        Even within the more advanced nations, there are also regions and parts of the population for which the availability of technology is ‘backward’. To claim that the whole of the US is ‘hooked up’ in e-space, for example, is a sweeping statement. One has just to look at the small towns and ghettoes where even a telephone line and a reliable source of electricity are not taken for granted. For the general population, the larger picture is that today, Internet access remains the domain of the more well-endowed segments of society, i.e. those who have the economic ability to afford a computer with an Internet subscription, as well as the intellectual ability and opportunity defined above. Although prices of computers are lower nowadays, subscribing to the Internet is at an additional and substantial cost, and there are many members of society for whom it is a dream. The ability to use the computer and navigate through e-space effectively is also dependent upon acquiring a basic working knowledge of the functions. Those who have the chance to use e-space at work (usually with free accounts) are mainly those who are involved in higher-level professions. Also, it is only in tertiary institutions that facilities like computer laboratories are readily available. What all these mean, then, is that e-space is mainly the preserve of the financially well-off and better-educated portions of the population. As Browning (1996: 33) found from surveys of Internet users, ‘over two-thirds had at least a university degree; and the average incomes, in both the USA and the UK, were well above average’ (in Loader: 62). The poor, the elderly, and the less-educated, are the ones who are most deprived of the benefits of access to e-space.

        This is not helped by limited public access to computers. Of the small number of computers in public areas, most of them are found in libraries and cybercafes, and used for very limited purposes. In Singapore itself, for example, most of the resources available at the National Libraries are devoted to ‘search’ facilities like the OPAC. Cybercafes providing Internet access are not numerous, and those that exist are mainly used for games purposes rather than for activities in e-space. Thus, outside of the home, it is only in the domain of educational institutions and workplaces that there is reasonable access to computers.

Another Issue - Gender-based Access
Previous Page

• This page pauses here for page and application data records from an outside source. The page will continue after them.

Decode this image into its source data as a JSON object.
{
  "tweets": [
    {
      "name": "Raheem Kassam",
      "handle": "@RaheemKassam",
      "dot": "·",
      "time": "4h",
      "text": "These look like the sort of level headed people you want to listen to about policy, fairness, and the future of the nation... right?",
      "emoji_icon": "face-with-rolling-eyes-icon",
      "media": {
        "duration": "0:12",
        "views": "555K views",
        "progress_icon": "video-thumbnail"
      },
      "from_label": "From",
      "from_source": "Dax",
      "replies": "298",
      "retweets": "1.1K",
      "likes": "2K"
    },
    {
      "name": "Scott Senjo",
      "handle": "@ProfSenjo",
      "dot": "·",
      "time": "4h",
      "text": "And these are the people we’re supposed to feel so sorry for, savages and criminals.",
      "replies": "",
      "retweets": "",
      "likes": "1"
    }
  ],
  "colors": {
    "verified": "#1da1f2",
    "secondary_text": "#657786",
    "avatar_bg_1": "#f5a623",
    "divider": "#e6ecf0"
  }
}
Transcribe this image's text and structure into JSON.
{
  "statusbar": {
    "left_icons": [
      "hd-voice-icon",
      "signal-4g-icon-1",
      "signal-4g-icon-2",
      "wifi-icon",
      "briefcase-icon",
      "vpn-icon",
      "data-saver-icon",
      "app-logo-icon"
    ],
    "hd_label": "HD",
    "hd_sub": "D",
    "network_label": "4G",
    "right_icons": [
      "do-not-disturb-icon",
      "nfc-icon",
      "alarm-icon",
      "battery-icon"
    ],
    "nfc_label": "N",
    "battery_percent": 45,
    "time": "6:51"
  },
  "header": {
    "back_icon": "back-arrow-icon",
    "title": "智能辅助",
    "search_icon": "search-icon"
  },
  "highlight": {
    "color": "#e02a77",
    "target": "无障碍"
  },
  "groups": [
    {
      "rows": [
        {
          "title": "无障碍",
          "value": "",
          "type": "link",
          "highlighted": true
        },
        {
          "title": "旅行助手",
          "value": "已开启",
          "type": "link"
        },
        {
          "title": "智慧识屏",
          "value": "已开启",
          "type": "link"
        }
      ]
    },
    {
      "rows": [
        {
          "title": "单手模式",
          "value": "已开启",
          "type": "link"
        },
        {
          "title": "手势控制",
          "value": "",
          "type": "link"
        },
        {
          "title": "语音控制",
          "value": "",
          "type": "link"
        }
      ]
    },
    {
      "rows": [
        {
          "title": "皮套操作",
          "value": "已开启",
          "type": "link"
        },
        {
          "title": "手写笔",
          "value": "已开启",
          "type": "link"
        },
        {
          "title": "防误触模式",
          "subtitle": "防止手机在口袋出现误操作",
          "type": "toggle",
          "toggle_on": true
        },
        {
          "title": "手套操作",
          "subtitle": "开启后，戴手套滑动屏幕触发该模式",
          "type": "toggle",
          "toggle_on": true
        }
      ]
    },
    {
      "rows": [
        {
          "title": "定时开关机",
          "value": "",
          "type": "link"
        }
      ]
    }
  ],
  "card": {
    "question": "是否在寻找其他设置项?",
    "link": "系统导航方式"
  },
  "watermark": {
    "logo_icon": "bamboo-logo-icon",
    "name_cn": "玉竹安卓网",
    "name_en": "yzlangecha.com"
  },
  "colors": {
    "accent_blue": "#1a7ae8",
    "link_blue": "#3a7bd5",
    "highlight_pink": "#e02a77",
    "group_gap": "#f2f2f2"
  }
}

Introduction/ What is meant by 'access'?     Global Scale - Across Countries

Within Countries     Another Issue - Gender-based Access

 What has been done about the problems?      Conclusion